Anxiety symptoms often appear after a traumatic event. These can include various physical sensations, such as trembling, frequent headaches, frequent stomach pains, heart palpitations, or nausea. Cognitively, this person may also experience challenges related to concentration, difficulty regulating their emotional responses, and an overall sense of fear daily.

Interpersonal challenges

People who struggle with C-PTSD may have a difficult time maintaining long-term friendships or romantic relationships. This may be due to a fear of building trust, which causes them to push people away. It could also be the result of one’s inability to regulate their emotions, which may cause the people in their life to feel hurt. Additionally, the National Center for PTSD says that individuals with C-PTSD may feel like they need to find someone who can save them, which may result in a significant emotional burden placed on an individual’s shoulders.

Avoidance of triggers

Many people with C-PTSD will most likely be aware of the things that trigger them, such as certain settings, people, or even behaviors. Anything that brings them back to that feeling of helplessness can be considered very triggering. This person may not feel equipped to deal with these triggers, which tends to result in an extreme avoidance of that behavior, place, or person.

For example, someone who was abused by a caretaker who struggled with substance abuse may avoid situations that involve drinking or drug use.
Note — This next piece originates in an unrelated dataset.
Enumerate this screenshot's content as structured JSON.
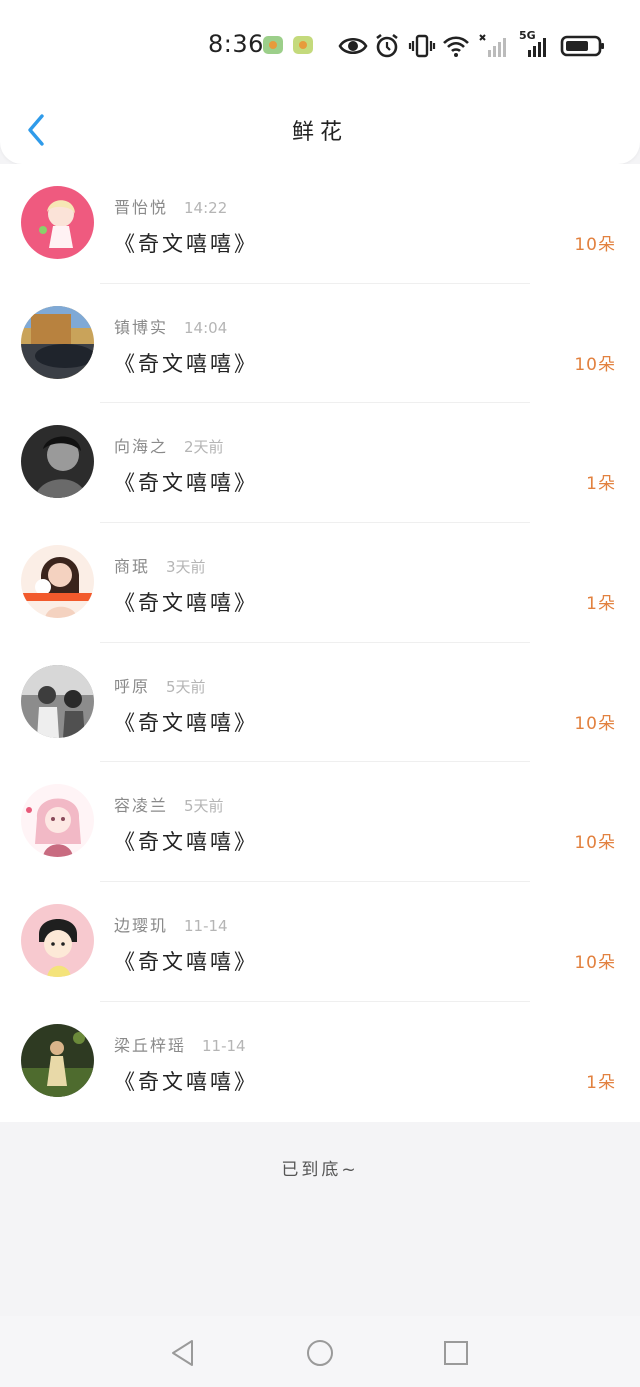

This happens because they have an association between substance use and their abuser, even if their abuser is not involved in that specific situation. Breaking this association is possible but it involves hard work, which can make this person feel overwhelmed and hopeless.

What Would Therapy Treatment for C-PTSD Include?
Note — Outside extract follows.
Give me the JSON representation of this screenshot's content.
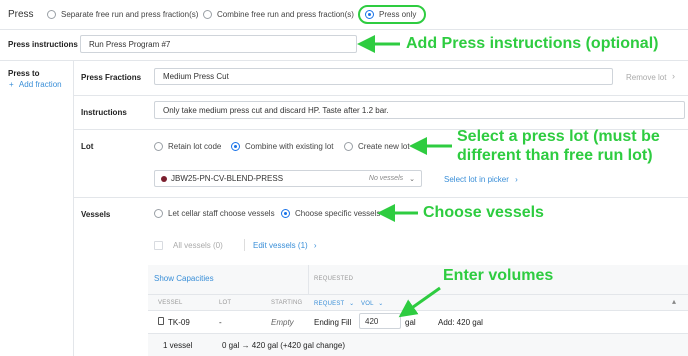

Therapeutic treatment for C-PTSD would most likely follow the Cognitive-Behavioral Therapy (CBT) approach. CBT has organized a lot of valuable research to guide treatment for any condition related to anxiety, which includes C-PTSD and PTSD.

Learning About the Body’s Response to Trauma

A core component of CBT often involves the therapist educating the client about their body’s physical response to trauma. This will help the client feel less ashamed when they find themself with heart palpitations after experiencing a trigger. 


The therapist might explain that our physical responses to stress are meant to keep us safe. If you were in front of a Woolly Mammoth, as many of our ancestors were, the heart palpitations would help you escape and find safety. Understanding that our body’s response has a purpose can help us feel less alone. From there, the therapist can teach skills around management of these symptoms.

Exploring Thought Patterns

CBT therapists often help clients redirect or reframe common thoughts as a way to show that they have control over their thoughts. For example, a client and a therapist may work on reframing ideas about drinking. Perhaps the client has an automatic thought that anyone who drinks alcohol will physically harm them; the therapist would help them counter that thought.

Exposure Therapy

Exposure therapy is the most reliable way to help someone work through any form of anxiety. A mental health therapist would help the client find ways to face their fears, often starting with low-stress exposures and working up to higher levels as the client grows more comfortable.

For example, the person who avoids substances may begin treatment by holding an empty, washed wine glass for a few minutes during a therapy session. As the client grew comfortable with that experience, they may advance to watching a documentary about substance abuse during a session, and they would continue to increase exposures until the client felt that they could handle day-to-day exposures appropriately.

Seeking Support

If you’re interested in finding therapy to work through trauma, Trust Mental Health is a wonderful place to start. Our therapists are trained in CBT, and many of them specialize in helping clients process traumatic experiences through the use of empirical evidence and compassionate therapeutic relationships. Contact us today for a free 15 minute consultation..